What to produce: Write all of the entries out again exactly.

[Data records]

⁂

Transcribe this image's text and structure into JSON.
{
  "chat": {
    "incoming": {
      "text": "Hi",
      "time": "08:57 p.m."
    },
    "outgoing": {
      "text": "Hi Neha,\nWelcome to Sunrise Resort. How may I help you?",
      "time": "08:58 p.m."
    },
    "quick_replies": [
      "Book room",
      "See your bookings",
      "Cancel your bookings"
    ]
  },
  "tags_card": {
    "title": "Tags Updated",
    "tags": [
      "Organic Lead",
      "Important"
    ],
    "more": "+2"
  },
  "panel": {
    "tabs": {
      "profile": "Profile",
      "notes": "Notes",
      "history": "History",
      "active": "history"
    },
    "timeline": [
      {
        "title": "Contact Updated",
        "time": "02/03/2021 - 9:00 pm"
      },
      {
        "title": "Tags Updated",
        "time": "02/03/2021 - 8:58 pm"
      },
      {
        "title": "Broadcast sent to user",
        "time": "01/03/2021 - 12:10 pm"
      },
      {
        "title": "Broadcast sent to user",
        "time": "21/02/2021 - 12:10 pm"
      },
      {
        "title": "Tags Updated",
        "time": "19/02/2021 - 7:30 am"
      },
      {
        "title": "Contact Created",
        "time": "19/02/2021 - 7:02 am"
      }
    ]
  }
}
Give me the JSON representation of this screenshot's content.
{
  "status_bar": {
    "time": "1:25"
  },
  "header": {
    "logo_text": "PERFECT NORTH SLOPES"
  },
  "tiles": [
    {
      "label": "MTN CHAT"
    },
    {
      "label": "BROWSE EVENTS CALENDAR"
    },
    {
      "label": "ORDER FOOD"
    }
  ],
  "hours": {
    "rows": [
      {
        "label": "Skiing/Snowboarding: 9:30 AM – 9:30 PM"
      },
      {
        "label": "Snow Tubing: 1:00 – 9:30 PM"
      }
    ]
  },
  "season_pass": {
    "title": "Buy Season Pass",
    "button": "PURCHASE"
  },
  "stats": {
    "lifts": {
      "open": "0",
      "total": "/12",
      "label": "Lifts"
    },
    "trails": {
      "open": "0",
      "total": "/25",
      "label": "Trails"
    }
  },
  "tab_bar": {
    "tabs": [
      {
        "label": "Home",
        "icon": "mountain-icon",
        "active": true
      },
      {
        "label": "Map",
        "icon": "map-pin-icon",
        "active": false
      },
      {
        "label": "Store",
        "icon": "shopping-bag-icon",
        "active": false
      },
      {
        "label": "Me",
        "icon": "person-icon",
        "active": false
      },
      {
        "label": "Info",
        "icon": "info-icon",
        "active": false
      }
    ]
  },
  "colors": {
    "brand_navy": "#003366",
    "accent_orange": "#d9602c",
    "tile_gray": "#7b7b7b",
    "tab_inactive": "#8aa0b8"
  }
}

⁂

Solved exercise:
Transcribe this image's text and structure into JSON.
{
  "chat": {
    "incoming": {
      "text": "Hi",
      "time": "08:57 p.m."
    },
    "outgoing": {
      "text": "Hi Neha,\nWelcome to Sunrise Resort. How may I help you?",
      "time": "08:58 p.m."
    },
    "quick_replies": [
      "Book room",
      "See your bookings",
      "Cancel your bookings"
    ]
  },
  "tags_card": {
    "title": "Tags Updated",
    "tags": [
      "Organic Lead",
      "Important"
    ],
    "more": "+2"
  },
  "panel": {
    "tabs": {
      "profile": "Profile",
      "notes": "Notes",
      "history": "History",
      "active": "history"
    },
    "timeline": [
      {
        "title": "Contact Updated",
        "time": "02/03/2021 - 9:00 pm"
      },
      {
        "title": "Tags Updated",
        "time": "02/03/2021 - 8:58 pm"
      },
      {
        "title": "Broadcast sent to user",
        "time": "01/03/2021 - 12:10 pm"
      },
      {
        "title": "Broadcast sent to user",
        "time": "21/02/2021 - 12:10 pm"
      },
      {
        "title": "Tags Updated",
        "time": "19/02/2021 - 7:30 am"
      },
      {
        "title": "Contact Created",
        "time": "19/02/2021 - 7:02 am"
      }
    ]
  }
}
Give me the JSON representation of this screenshot's content.
{
  "status_bar": {
    "time": "1:25"
  },
  "header": {
    "logo_text": "PERFECT NORTH SLOPES"
  },
  "tiles": [
    {
      "label": "MTN CHAT"
    },
    {
      "label": "BROWSE EVENTS CALENDAR"
    },
    {
      "label": "ORDER FOOD"
    }
  ],
  "hours": {
    "rows": [
      {
        "label": "Skiing/Snowboarding: 9:30 AM – 9:30 PM"
      },
      {
        "label": "Snow Tubing: 1:00 – 9:30 PM"
      }
    ]
  },
  "season_pass": {
    "title": "Buy Season Pass",
    "button": "PURCHASE"
  },
  "stats": {
    "lifts": {
      "open": "0",
      "total": "/12",
      "label": "Lifts"
    },
    "trails": {
      "open": "0",
      "total": "/25",
      "label": "Trails"
    }
  },
  "tab_bar": {
    "tabs": [
      {
        "label": "Home",
        "icon": "mountain-icon",
        "active": true
      },
      {
        "label": "Map",
        "icon": "map-pin-icon",
        "active": false
      },
      {
        "label": "Store",
        "icon": "shopping-bag-icon",
        "active": false
      },
      {
        "label": "Me",
        "icon": "person-icon",
        "active": false
      },
      {
        "label": "Info",
        "icon": "info-icon",
        "active": false
      }
    ]
  },
  "colors": {
    "brand_navy": "#003366",
    "accent_orange": "#d9602c",
    "tile_gray": "#7b7b7b",
    "tab_inactive": "#8aa0b8"
  }
}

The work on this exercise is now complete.